Everyone I know who has pursued graduate study in the humanities has done so, at least in part, because they were enamored with learning, with pursuing the subject matter simply out of love for it. We are idealists, for what could be more idealistic than that?
We step out of that dream into the cold shower of life. I see so many of us, now jaded, few spirits intact. I ponder what might help us preserve idealistic hearts. I know that teaching is a part of the answer, connecting with those, like our younger selves, who have not yet faced the oft harsh realities of life. Beyond that, I have no easy answers, only questions.
We must hone a pragmatic edge, a shield for our tender souls, but do so without a hint of duplicity. We must be sharp as vipers and innocent as doves.
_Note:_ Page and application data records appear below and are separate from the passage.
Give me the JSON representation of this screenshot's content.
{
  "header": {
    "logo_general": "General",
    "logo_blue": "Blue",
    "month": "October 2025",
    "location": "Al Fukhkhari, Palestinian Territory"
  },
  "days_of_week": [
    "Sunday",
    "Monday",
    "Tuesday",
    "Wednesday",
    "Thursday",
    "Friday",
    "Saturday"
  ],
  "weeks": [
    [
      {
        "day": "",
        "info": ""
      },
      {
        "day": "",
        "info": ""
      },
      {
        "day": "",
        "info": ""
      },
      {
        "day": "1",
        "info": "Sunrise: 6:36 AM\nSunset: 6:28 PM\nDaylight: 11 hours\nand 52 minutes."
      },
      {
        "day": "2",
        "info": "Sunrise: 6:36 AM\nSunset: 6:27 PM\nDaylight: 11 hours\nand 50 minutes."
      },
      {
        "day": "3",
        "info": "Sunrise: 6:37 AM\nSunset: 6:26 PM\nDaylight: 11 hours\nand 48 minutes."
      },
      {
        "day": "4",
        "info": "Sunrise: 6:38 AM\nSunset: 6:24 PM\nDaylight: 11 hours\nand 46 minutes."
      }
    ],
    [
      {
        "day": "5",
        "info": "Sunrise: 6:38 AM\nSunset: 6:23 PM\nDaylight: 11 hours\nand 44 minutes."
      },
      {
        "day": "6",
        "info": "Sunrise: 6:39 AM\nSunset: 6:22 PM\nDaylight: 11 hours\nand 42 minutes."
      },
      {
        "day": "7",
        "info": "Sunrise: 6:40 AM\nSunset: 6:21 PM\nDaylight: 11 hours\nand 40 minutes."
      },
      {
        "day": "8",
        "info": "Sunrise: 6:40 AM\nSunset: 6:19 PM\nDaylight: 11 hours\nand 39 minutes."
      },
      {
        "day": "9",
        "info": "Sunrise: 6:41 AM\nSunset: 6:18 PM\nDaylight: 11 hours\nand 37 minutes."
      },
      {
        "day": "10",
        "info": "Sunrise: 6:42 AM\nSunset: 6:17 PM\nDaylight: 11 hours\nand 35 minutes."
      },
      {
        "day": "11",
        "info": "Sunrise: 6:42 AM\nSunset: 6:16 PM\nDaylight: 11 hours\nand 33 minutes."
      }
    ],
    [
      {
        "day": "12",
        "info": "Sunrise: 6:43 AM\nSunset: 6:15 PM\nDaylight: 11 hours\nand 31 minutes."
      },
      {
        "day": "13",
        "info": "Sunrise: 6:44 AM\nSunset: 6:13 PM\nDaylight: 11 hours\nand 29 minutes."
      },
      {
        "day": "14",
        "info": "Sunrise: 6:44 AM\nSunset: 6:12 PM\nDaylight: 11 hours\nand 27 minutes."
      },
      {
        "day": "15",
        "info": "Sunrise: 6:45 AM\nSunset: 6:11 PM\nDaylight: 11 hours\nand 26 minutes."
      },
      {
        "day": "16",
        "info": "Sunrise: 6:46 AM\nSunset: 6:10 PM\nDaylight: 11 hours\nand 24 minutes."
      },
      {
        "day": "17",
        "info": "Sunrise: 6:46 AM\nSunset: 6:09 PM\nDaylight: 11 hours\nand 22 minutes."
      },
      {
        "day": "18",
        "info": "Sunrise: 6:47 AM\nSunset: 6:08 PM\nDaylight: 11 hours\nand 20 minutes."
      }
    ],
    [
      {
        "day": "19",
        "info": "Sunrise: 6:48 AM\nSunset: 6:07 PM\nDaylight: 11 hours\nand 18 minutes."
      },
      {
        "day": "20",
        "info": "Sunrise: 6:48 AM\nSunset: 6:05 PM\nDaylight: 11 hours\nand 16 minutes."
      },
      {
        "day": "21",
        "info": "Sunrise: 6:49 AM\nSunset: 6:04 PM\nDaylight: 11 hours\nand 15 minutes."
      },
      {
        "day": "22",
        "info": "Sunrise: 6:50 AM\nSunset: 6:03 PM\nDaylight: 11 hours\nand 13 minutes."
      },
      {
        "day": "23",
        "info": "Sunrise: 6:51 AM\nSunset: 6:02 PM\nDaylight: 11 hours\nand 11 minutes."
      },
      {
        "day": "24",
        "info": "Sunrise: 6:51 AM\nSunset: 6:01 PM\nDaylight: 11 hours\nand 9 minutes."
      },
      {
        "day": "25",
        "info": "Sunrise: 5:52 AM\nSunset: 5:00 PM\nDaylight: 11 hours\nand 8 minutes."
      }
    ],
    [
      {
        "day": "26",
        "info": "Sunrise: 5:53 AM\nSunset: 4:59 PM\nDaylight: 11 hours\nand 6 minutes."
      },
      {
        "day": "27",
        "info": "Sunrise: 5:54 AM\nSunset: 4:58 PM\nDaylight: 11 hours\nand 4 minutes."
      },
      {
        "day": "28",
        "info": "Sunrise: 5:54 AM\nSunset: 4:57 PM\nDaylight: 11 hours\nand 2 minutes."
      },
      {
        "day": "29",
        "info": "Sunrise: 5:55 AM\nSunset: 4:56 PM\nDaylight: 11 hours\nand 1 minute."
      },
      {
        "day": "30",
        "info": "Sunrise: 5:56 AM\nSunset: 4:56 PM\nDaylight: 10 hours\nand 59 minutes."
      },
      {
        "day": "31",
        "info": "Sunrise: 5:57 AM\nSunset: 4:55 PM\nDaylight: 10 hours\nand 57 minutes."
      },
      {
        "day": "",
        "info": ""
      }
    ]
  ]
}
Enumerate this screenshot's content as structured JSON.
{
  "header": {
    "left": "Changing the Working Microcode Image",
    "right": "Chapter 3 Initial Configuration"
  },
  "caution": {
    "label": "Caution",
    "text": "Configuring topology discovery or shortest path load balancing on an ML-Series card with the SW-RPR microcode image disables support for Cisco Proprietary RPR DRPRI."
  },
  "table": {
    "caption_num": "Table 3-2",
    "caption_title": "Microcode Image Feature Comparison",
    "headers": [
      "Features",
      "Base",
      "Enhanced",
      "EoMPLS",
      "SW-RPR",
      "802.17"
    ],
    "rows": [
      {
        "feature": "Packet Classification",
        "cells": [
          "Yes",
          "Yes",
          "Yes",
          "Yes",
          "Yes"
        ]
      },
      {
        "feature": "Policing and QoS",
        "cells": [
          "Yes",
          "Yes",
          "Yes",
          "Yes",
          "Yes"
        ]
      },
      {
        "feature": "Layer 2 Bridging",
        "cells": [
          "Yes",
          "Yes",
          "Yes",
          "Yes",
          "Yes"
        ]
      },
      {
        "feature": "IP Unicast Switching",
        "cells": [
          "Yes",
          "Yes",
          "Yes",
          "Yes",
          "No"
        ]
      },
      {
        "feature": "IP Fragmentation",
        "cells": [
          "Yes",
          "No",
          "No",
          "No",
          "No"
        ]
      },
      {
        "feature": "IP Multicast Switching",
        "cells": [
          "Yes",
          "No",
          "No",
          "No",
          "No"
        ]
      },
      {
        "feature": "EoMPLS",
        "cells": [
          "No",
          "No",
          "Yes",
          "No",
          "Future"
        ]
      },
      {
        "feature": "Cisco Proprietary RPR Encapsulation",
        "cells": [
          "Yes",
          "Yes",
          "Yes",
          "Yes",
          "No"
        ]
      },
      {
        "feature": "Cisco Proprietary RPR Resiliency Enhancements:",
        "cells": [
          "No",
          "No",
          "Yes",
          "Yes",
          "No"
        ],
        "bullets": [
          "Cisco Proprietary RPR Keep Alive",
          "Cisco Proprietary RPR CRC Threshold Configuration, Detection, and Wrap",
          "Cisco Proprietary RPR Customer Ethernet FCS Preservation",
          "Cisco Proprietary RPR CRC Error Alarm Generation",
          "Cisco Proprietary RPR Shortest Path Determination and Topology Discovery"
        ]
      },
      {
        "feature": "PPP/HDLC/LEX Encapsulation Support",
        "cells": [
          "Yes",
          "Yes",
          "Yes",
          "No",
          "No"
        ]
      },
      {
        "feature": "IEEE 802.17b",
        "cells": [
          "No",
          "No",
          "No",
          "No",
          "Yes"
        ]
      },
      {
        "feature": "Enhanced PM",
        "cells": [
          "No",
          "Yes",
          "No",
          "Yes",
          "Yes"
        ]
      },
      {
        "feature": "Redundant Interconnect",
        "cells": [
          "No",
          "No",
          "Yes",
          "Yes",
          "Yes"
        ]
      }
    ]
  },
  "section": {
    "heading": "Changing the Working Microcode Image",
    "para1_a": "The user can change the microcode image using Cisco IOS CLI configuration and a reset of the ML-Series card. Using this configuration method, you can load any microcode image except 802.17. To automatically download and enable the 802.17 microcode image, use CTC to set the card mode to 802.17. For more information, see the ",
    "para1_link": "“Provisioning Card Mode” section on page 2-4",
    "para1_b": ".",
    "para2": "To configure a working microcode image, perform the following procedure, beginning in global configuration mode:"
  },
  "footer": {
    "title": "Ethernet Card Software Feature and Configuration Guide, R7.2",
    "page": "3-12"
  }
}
We are dolphins in a shark world.
Service learning provides the tools for drawing students out of themselves and out of their potential self-centeredness. This is critical, especially in an age when education is increasingly treated as a commodity and students as consumers. Service learning also holds added benefits for me, the instructor. My teaching should always be other-centered. But in the context of service learning, my teaching can be centered on both my official students and on those whom we serve together. By reflecting on our shared experience, we can grow as members of the same academic community and fragile society. By shifting our orientation from “what can we gain?” to “what can we give?” we have hope of elevating the discussion to matters of lasting importance, doing so with maturity and integrity.
Technology is a double-edged sword. On the one hand, electronic communication is easier, faster, more various in form, simpler to track and to store. Digital means of discussion and lecture provide convenience for student and instructor alike. Perhaps most importantly, internet-driven forms of student-student and student-instructor contact cater to the strengths of many members of the current generation of first-time college students.
Yet I have failed as an educator if I do not draw my students outside of their comfort zone, even as they draw me out of mine. Technology is a tool, but it is not the only one; and it should not become a crutch. Especially for those of us who teach disciplines in which reflection and introspection are primary, it is perhaps more important for us to find ways of incentivizing time for students to unplug, to face themselves undistracted by the noise of the media in which they are typically immersed, and to face others, giving them the gift of unhurried time.
I am eager to use learning technologies to an increasing degree in the classroom; however, I will do so while simultaneously charging my students to take periodic fasts and retreats from our high quantity, often low-quality culture of electronic communication. They have more to learn from a weekend without email, Twitter, and Facebook than I have to teach on an average PowerPoint.
Today begins the strange adventure of bringing my professional life to the web. My hope is that this will provide a helpful forum for connecting with students and fellow professional educators and researchers. However, this tool could become a diversion from more tried and tested forms of pursuing and sharing knowledge. Time will tell.